Around ten years after those papers were printed, my mother ran for the local Board of Education, citing the Board’s lack of female representation as her initial inspiration.  She was (not surprisingly) the first woman ever elected to the city’s Board of Education.  She was a guiding force toward desegregating our city’s schools.  She fought for reproductive freedoms outside that role, and raised four boys who consider women’s rights an absolute given in society.

And now, it is easy to imagine a woman holding elected office, and it is therefore hard to imagine four out of six interviewees saying a woman’s place is in the home.

While it is perhaps difficult to imagine a repeat of the tragic day in Dallas, given today’s extreme security measures, it is quite easy to imagine the resulting “conversation” regarding gun restrictions.

“In 1962 an ordinance in Dallas making it unlawful to carry firearms within the city was declared unconstitutional in the Dallas Court of Appeals.  The judge ruled that the ordinance was an ‘unauthorized invasion of a natural right the citizens of this state have never relinquished to their rulers’.” 1
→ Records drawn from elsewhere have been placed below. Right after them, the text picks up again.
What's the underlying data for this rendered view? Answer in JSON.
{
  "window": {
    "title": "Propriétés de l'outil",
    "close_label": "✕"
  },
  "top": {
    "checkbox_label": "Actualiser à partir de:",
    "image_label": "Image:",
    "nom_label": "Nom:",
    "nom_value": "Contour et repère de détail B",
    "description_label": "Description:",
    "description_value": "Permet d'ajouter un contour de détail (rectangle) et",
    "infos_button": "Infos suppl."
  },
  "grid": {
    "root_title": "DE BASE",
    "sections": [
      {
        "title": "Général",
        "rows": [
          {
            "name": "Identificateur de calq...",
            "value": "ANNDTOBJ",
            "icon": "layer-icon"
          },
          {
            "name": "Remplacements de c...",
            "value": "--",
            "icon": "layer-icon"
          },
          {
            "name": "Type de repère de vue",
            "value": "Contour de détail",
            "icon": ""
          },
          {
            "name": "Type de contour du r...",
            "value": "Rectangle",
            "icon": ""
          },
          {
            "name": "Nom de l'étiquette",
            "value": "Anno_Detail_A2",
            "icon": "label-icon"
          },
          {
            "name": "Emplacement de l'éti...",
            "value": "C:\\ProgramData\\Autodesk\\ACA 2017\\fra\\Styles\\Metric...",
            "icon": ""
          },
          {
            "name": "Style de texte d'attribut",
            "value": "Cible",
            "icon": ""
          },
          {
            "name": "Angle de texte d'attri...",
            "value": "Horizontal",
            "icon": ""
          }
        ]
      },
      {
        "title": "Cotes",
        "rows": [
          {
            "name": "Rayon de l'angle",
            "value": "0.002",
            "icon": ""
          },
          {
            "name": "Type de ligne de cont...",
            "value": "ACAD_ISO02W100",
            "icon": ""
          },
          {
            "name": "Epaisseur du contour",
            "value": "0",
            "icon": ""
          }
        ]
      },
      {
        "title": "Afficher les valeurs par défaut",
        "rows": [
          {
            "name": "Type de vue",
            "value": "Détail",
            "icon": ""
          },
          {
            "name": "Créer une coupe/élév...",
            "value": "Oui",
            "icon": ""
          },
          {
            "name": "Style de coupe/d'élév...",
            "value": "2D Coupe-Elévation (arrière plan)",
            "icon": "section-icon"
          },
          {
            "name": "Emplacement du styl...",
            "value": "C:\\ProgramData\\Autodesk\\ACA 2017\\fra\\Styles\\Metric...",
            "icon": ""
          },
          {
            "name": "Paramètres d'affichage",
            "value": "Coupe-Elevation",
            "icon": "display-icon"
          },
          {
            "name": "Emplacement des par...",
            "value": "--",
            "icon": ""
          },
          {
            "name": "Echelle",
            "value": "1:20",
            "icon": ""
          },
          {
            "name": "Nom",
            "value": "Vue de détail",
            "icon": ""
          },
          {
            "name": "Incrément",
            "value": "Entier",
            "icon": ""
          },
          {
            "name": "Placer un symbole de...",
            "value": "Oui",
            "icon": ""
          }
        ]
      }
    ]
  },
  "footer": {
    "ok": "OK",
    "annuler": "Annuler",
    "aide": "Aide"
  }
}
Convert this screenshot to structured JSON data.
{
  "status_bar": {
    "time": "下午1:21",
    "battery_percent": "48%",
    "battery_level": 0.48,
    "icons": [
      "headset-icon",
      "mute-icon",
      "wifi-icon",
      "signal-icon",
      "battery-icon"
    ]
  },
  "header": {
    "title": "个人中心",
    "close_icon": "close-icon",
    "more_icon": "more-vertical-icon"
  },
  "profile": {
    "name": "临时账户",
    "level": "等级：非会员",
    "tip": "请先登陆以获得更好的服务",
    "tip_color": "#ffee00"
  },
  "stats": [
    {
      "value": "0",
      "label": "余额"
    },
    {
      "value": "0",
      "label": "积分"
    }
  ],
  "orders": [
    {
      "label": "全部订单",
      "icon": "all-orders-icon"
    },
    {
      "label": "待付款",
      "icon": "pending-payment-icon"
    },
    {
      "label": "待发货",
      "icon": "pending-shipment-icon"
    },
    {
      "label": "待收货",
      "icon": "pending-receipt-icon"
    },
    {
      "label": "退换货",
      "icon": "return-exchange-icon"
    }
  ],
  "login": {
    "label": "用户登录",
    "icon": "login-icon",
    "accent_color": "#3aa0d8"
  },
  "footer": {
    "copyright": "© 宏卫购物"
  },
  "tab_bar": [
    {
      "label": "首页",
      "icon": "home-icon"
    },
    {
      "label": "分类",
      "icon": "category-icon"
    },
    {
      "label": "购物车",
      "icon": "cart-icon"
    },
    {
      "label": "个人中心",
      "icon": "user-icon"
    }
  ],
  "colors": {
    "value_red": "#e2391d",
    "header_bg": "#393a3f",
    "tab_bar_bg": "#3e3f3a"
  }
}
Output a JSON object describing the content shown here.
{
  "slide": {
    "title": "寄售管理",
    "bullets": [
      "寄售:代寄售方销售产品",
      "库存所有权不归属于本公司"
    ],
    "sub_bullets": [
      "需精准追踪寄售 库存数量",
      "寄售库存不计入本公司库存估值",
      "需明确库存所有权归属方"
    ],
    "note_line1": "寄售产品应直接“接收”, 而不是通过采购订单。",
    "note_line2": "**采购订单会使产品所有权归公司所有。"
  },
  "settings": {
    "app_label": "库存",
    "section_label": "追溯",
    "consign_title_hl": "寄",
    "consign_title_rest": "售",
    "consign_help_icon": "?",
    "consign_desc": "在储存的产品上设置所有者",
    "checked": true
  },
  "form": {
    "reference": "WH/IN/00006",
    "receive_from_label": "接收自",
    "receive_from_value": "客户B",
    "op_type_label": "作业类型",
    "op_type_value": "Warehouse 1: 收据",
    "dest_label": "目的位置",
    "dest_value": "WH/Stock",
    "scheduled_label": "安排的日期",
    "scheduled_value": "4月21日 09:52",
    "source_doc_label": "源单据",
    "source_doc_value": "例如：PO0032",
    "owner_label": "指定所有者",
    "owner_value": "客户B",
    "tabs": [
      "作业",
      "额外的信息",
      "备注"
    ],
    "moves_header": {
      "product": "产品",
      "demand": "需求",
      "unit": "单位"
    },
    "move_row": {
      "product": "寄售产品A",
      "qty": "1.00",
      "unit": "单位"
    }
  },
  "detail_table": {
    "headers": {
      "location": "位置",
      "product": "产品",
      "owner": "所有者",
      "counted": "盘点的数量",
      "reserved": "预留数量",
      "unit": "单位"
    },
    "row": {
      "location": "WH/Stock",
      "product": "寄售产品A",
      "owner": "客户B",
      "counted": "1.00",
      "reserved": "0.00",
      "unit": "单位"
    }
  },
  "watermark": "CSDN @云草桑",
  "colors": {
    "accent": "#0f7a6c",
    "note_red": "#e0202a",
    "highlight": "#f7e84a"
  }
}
A 2009 Stanford study compared female lawmakers to their male counterparts, focusing on “three specific measurements of the effectiveness of each member of Congress:
1) the number of pieces of legislation each member introduced,
2) the number of Members of Congress who cosponsored each piece of legislation, and
3) the amount of discretionary spending each member was able to direct to his or her district.
The conclusion of the study was clear: women are more effective legislators than men.  Quantitatively, women introduce more legislation and procure more resources for their districts.  Qualitatively, the legislation women introduce receives greater support from their colleagues.” 2

My basic point is this:  Some things never change.  But, more importantly, some things do.  We can imagine a man on the moon, cheered by a President who was shot by a gun, the prohibition of which was considered an unauthorized invasion into the natural right that has never been relinquished to the rulers.  And some people could never have imagined a world in which a woman might introduce superior legislation, which might one day prevent the kind of violence that occurred around the time of my birth.

Sometimes, what seems lacking is simply a decent sense of imagination.

George Baum is an Episcopal priest who makes his living playing music, and lives in Ohio with his wife and daughters and one BB gun.

1 Niagara Falls Gazette, Nov. 25, 1963, pg 19
2 Linda Sanchez, Rep. Of California Dist. 38,